▸ **WORK INSTRUCTIONS**:
With the pictures excluded, repeat every entry exactly.

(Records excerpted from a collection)
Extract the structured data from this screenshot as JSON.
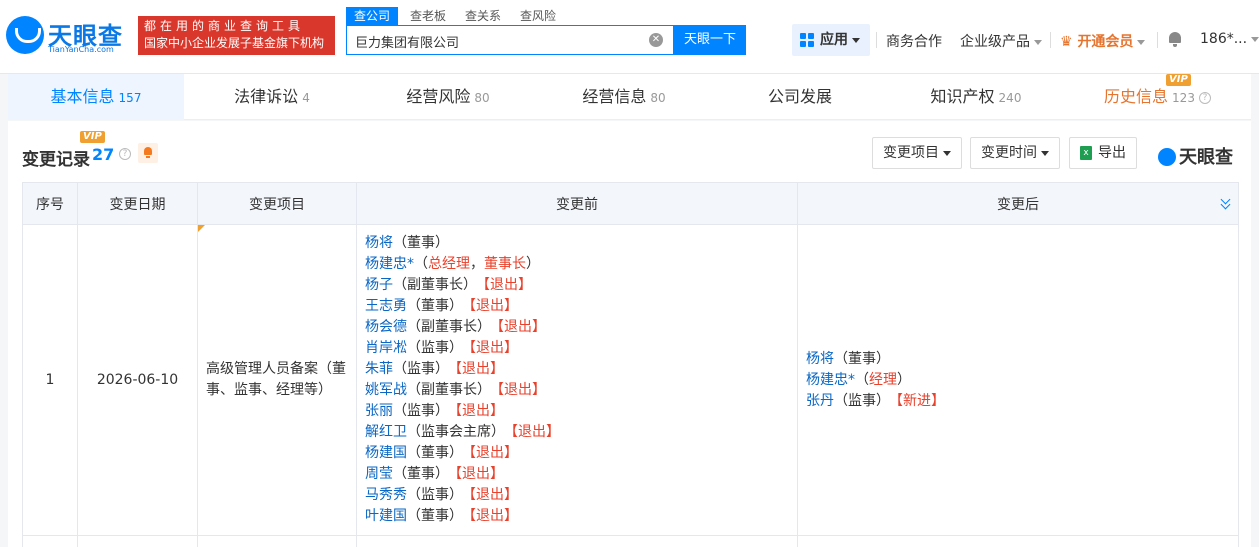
{
  "header": {
    "logo_text": "天眼查",
    "logo_sub": "TianYanCha.com",
    "slogan_line1": "都在用的商业查询工具",
    "slogan_line2": "国家中小企业发展子基金旗下机构",
    "search_tabs": [
      "查公司",
      "查老板",
      "查关系",
      "查风险"
    ],
    "search_value": "巨力集团有限公司",
    "search_button": "天眼一下",
    "apps_label": "应用",
    "nav_business": "商务合作",
    "nav_enterprise": "企业级产品",
    "nav_vip": "开通会员",
    "user": "186*..."
  },
  "tabs": [
    {
      "label": "基本信息",
      "count": "157"
    },
    {
      "label": "法律诉讼",
      "count": "4"
    },
    {
      "label": "经营风险",
      "count": "80"
    },
    {
      "label": "经营信息",
      "count": "80"
    },
    {
      "label": "公司发展",
      "count": ""
    },
    {
      "label": "知识产权",
      "count": "240"
    },
    {
      "label": "历史信息",
      "count": "123"
    }
  ],
  "vip_label": "VIP",
  "section": {
    "title": "变更记录",
    "count": "27",
    "filter_item": "变更项目",
    "filter_time": "变更时间",
    "export": "导出",
    "brand": "天眼查"
  },
  "table": {
    "headers": [
      "序号",
      "变更日期",
      "变更项目",
      "变更前",
      "变更后"
    ],
    "rows": [
      {
        "num": "1",
        "date": "2026-06-10",
        "item": "高级管理人员备案（董事、监事、经理等）",
        "before": [
          {
            "name": "杨将",
            "role": "（董事）",
            "tag": ""
          },
          {
            "name": "杨建忠*",
            "role": "（总经理，董事长）",
            "tag": ""
          },
          {
            "name": "杨子",
            "role": "（副董事长）",
            "tag": "【退出】"
          },
          {
            "name": "王志勇",
            "role": "（董事）",
            "tag": "【退出】"
          },
          {
            "name": "杨会德",
            "role": "（副董事长）",
            "tag": "【退出】"
          },
          {
            "name": "肖岸凇",
            "role": "（监事）",
            "tag": "【退出】"
          },
          {
            "name": "朱菲",
            "role": "（监事）",
            "tag": "【退出】"
          },
          {
            "name": "姚军战",
            "role": "（副董事长）",
            "tag": "【退出】"
          },
          {
            "name": "张丽",
            "role": "（监事）",
            "tag": "【退出】"
          },
          {
            "name": "解红卫",
            "role": "（监事会主席）",
            "tag": "【退出】"
          },
          {
            "name": "杨建国",
            "role": "（董事）",
            "tag": "【退出】"
          },
          {
            "name": "周莹",
            "role": "（董事）",
            "tag": "【退出】"
          },
          {
            "name": "马秀秀",
            "role": "（监事）",
            "tag": "【退出】"
          },
          {
            "name": "叶建国",
            "role": "（董事）",
            "tag": "【退出】"
          }
        ],
        "after": [
          {
            "name": "杨将",
            "role": "（董事）",
            "tag": ""
          },
          {
            "name": "杨建忠*",
            "role": "（经理）",
            "tag": ""
          },
          {
            "name": "张丹",
            "role": "（监事）",
            "tag": "【新进】"
          }
        ]
      }
    ]
  },
  "colors": {
    "accent": "#0084ff",
    "red": "#e8412c",
    "vip": "#f0a030"
  }
}
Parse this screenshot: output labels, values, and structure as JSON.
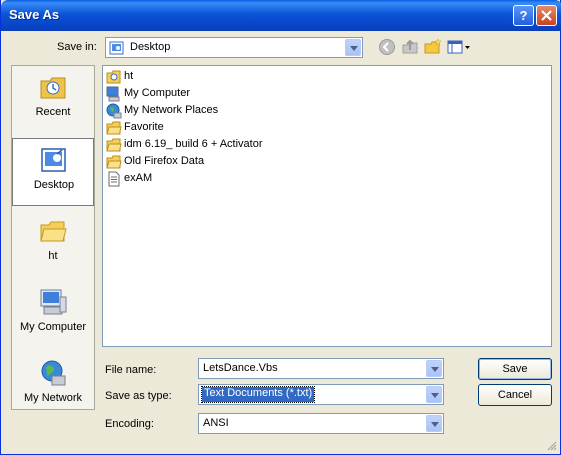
{
  "window": {
    "title": "Save As",
    "help_label": "?",
    "close_label": "✕"
  },
  "save_in": {
    "label": "Save in:",
    "value": "Desktop"
  },
  "toolbar": {
    "back_icon": "back-icon",
    "up_icon": "up-folder-icon",
    "new_folder_icon": "new-folder-icon",
    "views_icon": "views-menu-icon"
  },
  "places": [
    {
      "label": "Recent",
      "icon": "recent-icon"
    },
    {
      "label": "Desktop",
      "icon": "desktop-icon",
      "selected": true
    },
    {
      "label": "ht",
      "icon": "folder-icon"
    },
    {
      "label": "My Computer",
      "icon": "my-computer-icon"
    },
    {
      "label": "My Network",
      "icon": "my-network-icon"
    }
  ],
  "files": [
    {
      "name": "ht",
      "icon": "user-folder-icon"
    },
    {
      "name": "My Computer",
      "icon": "my-computer-icon"
    },
    {
      "name": "My Network Places",
      "icon": "network-places-icon"
    },
    {
      "name": "Favorite",
      "icon": "folder-icon"
    },
    {
      "name": "idm 6.19_ build 6 + Activator",
      "icon": "folder-icon"
    },
    {
      "name": "Old Firefox Data",
      "icon": "folder-icon"
    },
    {
      "name": "exAM",
      "icon": "text-file-icon"
    }
  ],
  "file_name": {
    "label": "File name:",
    "value": "LetsDance.Vbs"
  },
  "save_type": {
    "label": "Save as type:",
    "value": "Text Documents (*.txt)"
  },
  "encoding": {
    "label": "Encoding:",
    "value": "ANSI"
  },
  "buttons": {
    "save": "Save",
    "cancel": "Cancel"
  },
  "colors": {
    "titlebar": "#0a54d8",
    "selection": "#316ac5",
    "dialog_bg": "#ece9d8"
  }
}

▸ **EXERCISE SOLUTION**:
Extract the structured data from this screenshot as JSON.
{
  "header": {
    "logo_text": "天眼查",
    "logo_sub": "TianYanCha.com",
    "slogan_line1": "都在用的商业查询工具",
    "slogan_line2": "国家中小企业发展子基金旗下机构",
    "search_tabs": [
      "查公司",
      "查老板",
      "查关系",
      "查风险"
    ],
    "search_value": "巨力集团有限公司",
    "search_button": "天眼一下",
    "apps_label": "应用",
    "nav_business": "商务合作",
    "nav_enterprise": "企业级产品",
    "nav_vip": "开通会员",
    "user": "186*..."
  },
  "tabs": [
    {
      "label": "基本信息",
      "count": "157"
    },
    {
      "label": "法律诉讼",
      "count": "4"
    },
    {
      "label": "经营风险",
      "count": "80"
    },
    {
      "label": "经营信息",
      "count": "80"
    },
    {
      "label": "公司发展",
      "count": ""
    },
    {
      "label": "知识产权",
      "count": "240"
    },
    {
      "label": "历史信息",
      "count": "123"
    }
  ],
  "vip_label": "VIP",
  "section": {
    "title": "变更记录",
    "count": "27",
    "filter_item": "变更项目",
    "filter_time": "变更时间",
    "export": "导出",
    "brand": "天眼查"
  },
  "table": {
    "headers": [
      "序号",
      "变更日期",
      "变更项目",
      "变更前",
      "变更后"
    ],
    "rows": [
      {
        "num": "1",
        "date": "2026-06-10",
        "item": "高级管理人员备案（董事、监事、经理等）",
        "before": [
          {
            "name": "杨将",
            "role": "（董事）",
            "tag": ""
          },
          {
            "name": "杨建忠*",
            "role": "（总经理，董事长）",
            "tag": ""
          },
          {
            "name": "杨子",
            "role": "（副董事长）",
            "tag": "【退出】"
          },
          {
            "name": "王志勇",
            "role": "（董事）",
            "tag": "【退出】"
          },
          {
            "name": "杨会德",
            "role": "（副董事长）",
            "tag": "【退出】"
          },
          {
            "name": "肖岸凇",
            "role": "（监事）",
            "tag": "【退出】"
          },
          {
            "name": "朱菲",
            "role": "（监事）",
            "tag": "【退出】"
          },
          {
            "name": "姚军战",
            "role": "（副董事长）",
            "tag": "【退出】"
          },
          {
            "name": "张丽",
            "role": "（监事）",
            "tag": "【退出】"
          },
          {
            "name": "解红卫",
            "role": "（监事会主席）",
            "tag": "【退出】"
          },
          {
            "name": "杨建国",
            "role": "（董事）",
            "tag": "【退出】"
          },
          {
            "name": "周莹",
            "role": "（董事）",
            "tag": "【退出】"
          },
          {
            "name": "马秀秀",
            "role": "（监事）",
            "tag": "【退出】"
          },
          {
            "name": "叶建国",
            "role": "（董事）",
            "tag": "【退出】"
          }
        ],
        "after": [
          {
            "name": "杨将",
            "role": "（董事）",
            "tag": ""
          },
          {
            "name": "杨建忠*",
            "role": "（经理）",
            "tag": ""
          },
          {
            "name": "张丹",
            "role": "（监事）",
            "tag": "【新进】"
          }
        ]
      }
    ]
  },
  "colors": {
    "accent": "#0084ff",
    "red": "#e8412c",
    "vip": "#f0a030"
  }
}
Parse this screenshot: output labels, values, and structure as JSON.
{
  "window": {
    "title": "Save As",
    "help_label": "?",
    "close_label": "✕"
  },
  "save_in": {
    "label": "Save in:",
    "value": "Desktop"
  },
  "toolbar": {
    "back_icon": "back-icon",
    "up_icon": "up-folder-icon",
    "new_folder_icon": "new-folder-icon",
    "views_icon": "views-menu-icon"
  },
  "places": [
    {
      "label": "Recent",
      "icon": "recent-icon"
    },
    {
      "label": "Desktop",
      "icon": "desktop-icon",
      "selected": true
    },
    {
      "label": "ht",
      "icon": "folder-icon"
    },
    {
      "label": "My Computer",
      "icon": "my-computer-icon"
    },
    {
      "label": "My Network",
      "icon": "my-network-icon"
    }
  ],
  "files": [
    {
      "name": "ht",
      "icon": "user-folder-icon"
    },
    {
      "name": "My Computer",
      "icon": "my-computer-icon"
    },
    {
      "name": "My Network Places",
      "icon": "network-places-icon"
    },
    {
      "name": "Favorite",
      "icon": "folder-icon"
    },
    {
      "name": "idm 6.19_ build 6 + Activator",
      "icon": "folder-icon"
    },
    {
      "name": "Old Firefox Data",
      "icon": "folder-icon"
    },
    {
      "name": "exAM",
      "icon": "text-file-icon"
    }
  ],
  "file_name": {
    "label": "File name:",
    "value": "LetsDance.Vbs"
  },
  "save_type": {
    "label": "Save as type:",
    "value": "Text Documents (*.txt)"
  },
  "encoding": {
    "label": "Encoding:",
    "value": "ANSI"
  },
  "buttons": {
    "save": "Save",
    "cancel": "Cancel"
  },
  "colors": {
    "titlebar": "#0a54d8",
    "selection": "#316ac5",
    "dialog_bg": "#ece9d8"
  }
}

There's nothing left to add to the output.